• _What you should do_:
I need each line of the entries below that includes the string "this".

• _Raw data_:
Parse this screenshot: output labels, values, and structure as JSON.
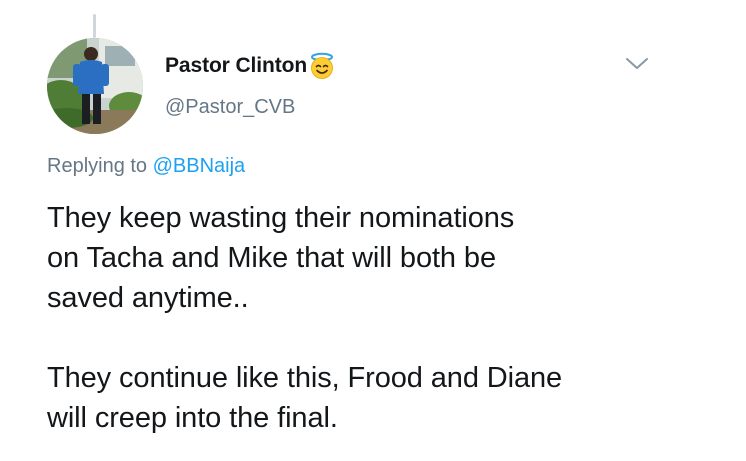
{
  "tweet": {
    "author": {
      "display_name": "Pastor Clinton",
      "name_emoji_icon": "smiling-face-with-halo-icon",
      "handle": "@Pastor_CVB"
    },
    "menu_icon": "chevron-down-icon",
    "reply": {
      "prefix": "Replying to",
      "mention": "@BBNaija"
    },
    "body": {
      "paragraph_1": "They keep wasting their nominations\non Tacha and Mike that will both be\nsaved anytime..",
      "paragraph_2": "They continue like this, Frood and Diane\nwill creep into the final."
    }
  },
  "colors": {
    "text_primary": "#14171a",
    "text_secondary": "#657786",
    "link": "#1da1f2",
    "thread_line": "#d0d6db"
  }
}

• _Expected answer_:
Parse this screenshot: output labels, values, and structure as JSON.
      "paragraph_2": "They continue like this, Frood and Diane\nwill creep into the final."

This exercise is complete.